Feds raise rates today – how will that affect you?

Today the Feds announced just the second rate increase since 2008. The justification for the rate increase was that the economy continues to get stronger and move closer to the 2% inflation rate that the Federal Reserve considers a solid rate of inflation for a healthy economy.

Fed speak indicated that it is anticipated there will be 3 more rate increases in 2017. 

Federal funds rates do not directly affect mortgage rates but…

Federal funds rates are the rates that banks charge each other for short term loans they need to keep their reserves at a set level to ostensibly prevent another bank melt down.

The federal funds rate can directly affect the cost of housing, rates paid on credit cards, auto and other installment loans and student loan rates.

Mortgage rates are not directly tied to federal funds rates, but banks do find ways to pass on current and anticipated future costs to consumers. With the forecast that bank short term borrowing rates are likely to increase at least three times in the next year, banks are already looking at the losses they will be incurring on the hundreds of millions of 30 year fixed rate loans with rates at and below 4% that have been funded over the last 8 years; as well as losses they will sustain on new mortgages funded now before more rate increases kick in during the coming years. 

However, to put all this in perspective, the banks have been paying basically zero per cent over the last 8 years, while the lowest mortgage rates funded during that same time period was 3.5%. Not to mention that banks have been charging fifteen to twenty percent on credit card debt. This is why most banks are not hurting at all, and in fact have been more profitable than ever over the last several years since the recession ended. 

As regard mortgages, as of today, the average rate for a 30 year fixed rate loan has risen to 4.3%, up from 3.5% available from many lenders to the most qualified buyers just a few weeks ago. 

Still on the fence about buying a house? The forecast is that rates will continue to rise which will reduce buying power for most applicants. It is possible mortgage rates could rise as much as one per cent in 2017. If you’re currently home shopping, be sure to keep in touch with your lender AND keep your pre-approval up to date so you’re aware of how much you can afford at all times. 

Please like & share:

Seattle – Portland fastest rising home prices nationwide

sold - sale pending signsAccording to the S&P CoreLogic Case-Schiller home price index, Seattle and Portland are leading the country with the fastest rising home prices in the twenty major metropolitan areas they follow. Seattle has had year over year price increases of 11% annually through September 2016, while Portland follows right on Seattle’s heels at 10.9%. Remember, these are average prices and some neighborhoods within these metro areas have seen prices rise much more dramatically year over year. 

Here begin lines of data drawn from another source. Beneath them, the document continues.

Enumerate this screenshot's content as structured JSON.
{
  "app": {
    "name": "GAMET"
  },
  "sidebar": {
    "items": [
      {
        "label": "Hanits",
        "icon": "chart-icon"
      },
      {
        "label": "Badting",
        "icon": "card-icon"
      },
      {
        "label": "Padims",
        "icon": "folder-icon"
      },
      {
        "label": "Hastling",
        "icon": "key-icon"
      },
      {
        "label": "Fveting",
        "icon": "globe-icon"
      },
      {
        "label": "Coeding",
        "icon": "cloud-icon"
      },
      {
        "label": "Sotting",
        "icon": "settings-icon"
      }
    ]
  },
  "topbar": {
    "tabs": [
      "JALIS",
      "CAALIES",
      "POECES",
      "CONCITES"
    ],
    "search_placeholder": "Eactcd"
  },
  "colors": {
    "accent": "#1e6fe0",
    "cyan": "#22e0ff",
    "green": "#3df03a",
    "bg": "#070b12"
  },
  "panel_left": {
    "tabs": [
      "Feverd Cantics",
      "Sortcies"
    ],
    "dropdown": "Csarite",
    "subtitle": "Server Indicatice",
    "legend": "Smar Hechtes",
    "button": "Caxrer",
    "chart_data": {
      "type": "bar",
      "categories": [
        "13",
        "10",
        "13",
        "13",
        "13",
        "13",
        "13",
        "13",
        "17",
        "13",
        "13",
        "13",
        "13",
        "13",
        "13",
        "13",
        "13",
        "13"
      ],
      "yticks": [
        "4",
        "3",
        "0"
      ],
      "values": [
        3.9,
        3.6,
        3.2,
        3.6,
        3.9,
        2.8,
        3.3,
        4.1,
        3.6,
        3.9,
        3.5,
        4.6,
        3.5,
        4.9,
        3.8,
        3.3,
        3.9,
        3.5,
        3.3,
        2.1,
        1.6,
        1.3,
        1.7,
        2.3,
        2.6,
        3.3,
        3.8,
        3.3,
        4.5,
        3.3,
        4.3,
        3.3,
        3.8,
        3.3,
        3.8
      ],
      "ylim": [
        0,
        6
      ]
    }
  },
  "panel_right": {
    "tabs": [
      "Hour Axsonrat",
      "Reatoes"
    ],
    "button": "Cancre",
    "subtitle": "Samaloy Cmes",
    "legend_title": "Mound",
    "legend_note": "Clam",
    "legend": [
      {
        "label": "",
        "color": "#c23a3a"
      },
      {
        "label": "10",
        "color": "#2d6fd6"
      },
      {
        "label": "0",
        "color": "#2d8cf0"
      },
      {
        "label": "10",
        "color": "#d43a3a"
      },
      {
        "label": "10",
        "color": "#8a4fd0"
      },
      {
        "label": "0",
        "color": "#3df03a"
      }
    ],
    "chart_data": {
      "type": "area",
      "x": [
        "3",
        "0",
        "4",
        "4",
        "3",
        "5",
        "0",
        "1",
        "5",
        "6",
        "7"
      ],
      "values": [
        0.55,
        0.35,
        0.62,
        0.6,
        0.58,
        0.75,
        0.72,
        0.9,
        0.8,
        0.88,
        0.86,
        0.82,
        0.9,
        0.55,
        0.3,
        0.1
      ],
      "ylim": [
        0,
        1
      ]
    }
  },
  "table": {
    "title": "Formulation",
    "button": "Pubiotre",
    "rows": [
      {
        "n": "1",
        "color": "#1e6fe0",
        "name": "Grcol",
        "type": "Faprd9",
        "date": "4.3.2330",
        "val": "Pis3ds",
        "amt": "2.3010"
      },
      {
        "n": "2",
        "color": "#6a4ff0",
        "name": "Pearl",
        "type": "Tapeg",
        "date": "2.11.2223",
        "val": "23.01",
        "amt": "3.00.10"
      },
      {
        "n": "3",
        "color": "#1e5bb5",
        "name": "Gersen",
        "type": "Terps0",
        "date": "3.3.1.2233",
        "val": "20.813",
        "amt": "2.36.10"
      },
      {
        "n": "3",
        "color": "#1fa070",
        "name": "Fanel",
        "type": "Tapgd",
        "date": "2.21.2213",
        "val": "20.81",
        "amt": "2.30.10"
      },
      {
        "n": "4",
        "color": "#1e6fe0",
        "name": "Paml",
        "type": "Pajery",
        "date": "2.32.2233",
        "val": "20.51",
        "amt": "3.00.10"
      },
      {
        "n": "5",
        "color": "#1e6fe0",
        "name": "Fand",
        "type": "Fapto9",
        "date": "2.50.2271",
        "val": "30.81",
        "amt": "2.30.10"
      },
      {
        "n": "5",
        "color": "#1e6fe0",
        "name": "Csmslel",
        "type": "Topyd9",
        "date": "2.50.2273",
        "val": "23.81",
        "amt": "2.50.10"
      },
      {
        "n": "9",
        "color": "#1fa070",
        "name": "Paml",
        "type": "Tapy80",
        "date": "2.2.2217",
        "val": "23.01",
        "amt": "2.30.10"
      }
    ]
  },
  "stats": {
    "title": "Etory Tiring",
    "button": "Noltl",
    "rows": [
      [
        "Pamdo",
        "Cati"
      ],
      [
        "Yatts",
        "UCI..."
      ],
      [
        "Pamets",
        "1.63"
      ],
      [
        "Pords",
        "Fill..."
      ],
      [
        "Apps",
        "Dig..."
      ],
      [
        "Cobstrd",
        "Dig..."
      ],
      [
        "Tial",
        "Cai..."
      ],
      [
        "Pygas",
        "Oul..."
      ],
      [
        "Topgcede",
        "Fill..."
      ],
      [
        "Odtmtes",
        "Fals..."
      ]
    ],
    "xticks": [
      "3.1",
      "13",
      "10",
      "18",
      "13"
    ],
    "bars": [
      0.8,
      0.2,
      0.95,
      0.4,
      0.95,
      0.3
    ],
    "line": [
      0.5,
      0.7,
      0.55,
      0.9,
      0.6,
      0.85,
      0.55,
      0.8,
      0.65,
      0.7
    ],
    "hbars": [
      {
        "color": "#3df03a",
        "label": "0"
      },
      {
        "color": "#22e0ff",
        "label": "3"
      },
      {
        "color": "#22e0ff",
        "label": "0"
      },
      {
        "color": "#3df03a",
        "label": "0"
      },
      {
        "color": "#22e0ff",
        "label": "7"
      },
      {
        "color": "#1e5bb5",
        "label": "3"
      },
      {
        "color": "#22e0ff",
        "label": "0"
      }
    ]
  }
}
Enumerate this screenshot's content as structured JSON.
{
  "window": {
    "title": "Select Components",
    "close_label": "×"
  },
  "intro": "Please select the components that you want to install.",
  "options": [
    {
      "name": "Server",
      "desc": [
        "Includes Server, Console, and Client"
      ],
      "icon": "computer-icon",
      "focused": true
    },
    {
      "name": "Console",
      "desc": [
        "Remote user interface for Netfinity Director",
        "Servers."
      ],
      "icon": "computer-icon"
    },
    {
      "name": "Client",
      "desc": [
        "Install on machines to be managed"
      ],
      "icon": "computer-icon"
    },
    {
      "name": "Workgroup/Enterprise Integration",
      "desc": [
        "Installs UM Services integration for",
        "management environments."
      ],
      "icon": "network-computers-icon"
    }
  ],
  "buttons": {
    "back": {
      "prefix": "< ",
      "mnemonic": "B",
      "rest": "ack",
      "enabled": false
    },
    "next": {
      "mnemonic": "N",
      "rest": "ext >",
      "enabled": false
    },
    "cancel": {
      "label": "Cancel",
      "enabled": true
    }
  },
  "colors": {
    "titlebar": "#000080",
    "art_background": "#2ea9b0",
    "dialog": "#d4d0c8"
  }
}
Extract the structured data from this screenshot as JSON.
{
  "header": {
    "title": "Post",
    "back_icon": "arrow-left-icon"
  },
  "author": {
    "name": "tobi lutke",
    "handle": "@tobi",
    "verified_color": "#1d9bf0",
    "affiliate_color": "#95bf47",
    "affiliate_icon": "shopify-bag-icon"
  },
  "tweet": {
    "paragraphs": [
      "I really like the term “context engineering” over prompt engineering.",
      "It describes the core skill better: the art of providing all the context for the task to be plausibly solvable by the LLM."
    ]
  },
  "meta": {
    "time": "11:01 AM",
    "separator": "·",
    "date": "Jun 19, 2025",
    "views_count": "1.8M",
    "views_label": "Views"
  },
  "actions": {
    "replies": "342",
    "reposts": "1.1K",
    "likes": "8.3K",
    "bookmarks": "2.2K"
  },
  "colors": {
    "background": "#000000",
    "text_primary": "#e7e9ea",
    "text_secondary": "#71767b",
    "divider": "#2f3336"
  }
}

According to Professor Gerard Mildner at Portland State University’s Center for Real Estate, the issue is that developers are just not building enough housing to meet the demand. He added that here in the Portland metro area, “We’re building about 20 percent fewer housing units in the last three years as compared to the years between 1990 to 2007.” At the same time, our rate of growth as been explosive with as many as 150 new residents moving into Portland every single day! That number varies from report to report, but numbers I’ve seen range from as low as 112 daily to as high as 165 people migrating into Portland daily. 

Housing inventory has sat at or below 2 months (the time it would take to sell all listed homes based on current demand if there were no new listings) for the last few years, and demand is on the rise with recent rate increases. 

How much has demand risen?

Lockbox activity 12-4-2016

Just to give you some perspective on demand, check out the chart issued by RMLS that shows the amazing increase in number of home viewings the week ending December 4, 2016!

Since the election, rates have been rising at the fastest pace we’ve seen in years, so buyers are jumping off the fence and getting to work finding that new house. On average rates are up at least 1/2% in the couple weeks! 

 

 

 

Is Portland experiencing a housing bubble?

The general consensus is NO. 

First of all, the population and business influx that we are seeing in this decade did not exist prior to the housing collapse on 2007-2008. Sure we saw people moving to Portland from all over the country, but the jobs increases due to the movement of big industry creating satellite offices here is a relatively new phenomenon. 

We have not seen the wage increases that would support price increases continuing at the rate we’ve seen over the last 3-5 years (up 32.5% in the last 5 years), but the lending guidelines (assuming that they are not over-turned with the new administration) are so much more stringent that current home owners and buyers are not nearly as likely to default as they were during the recession. High risk banking and lending practices and loan products have all but disappeared. 

Home ownership remains an American dream

Most  people interviewed want to be home owners. There is stability in knowing what your housing payment will be from year to year (versus rapidly rising rents); and where else can you see as great a return on your investment as current home owners are seeing?

As mentioned above, until supply catches up to demand, housing prices in Portland will continue to rise. At least that is the forecast until at least 2020. To be sure, the rate of inflation in housing values will slow as supply catches up to demand. There could even be a 10% price reduction in the next 10 years, but if your home value has increased by 30% and more, that’s not devastating, especially if you know your housing payment will not increase. 

Please read more in the article published by Ettro Capital in November 2016.

 

 

 

Please like & share: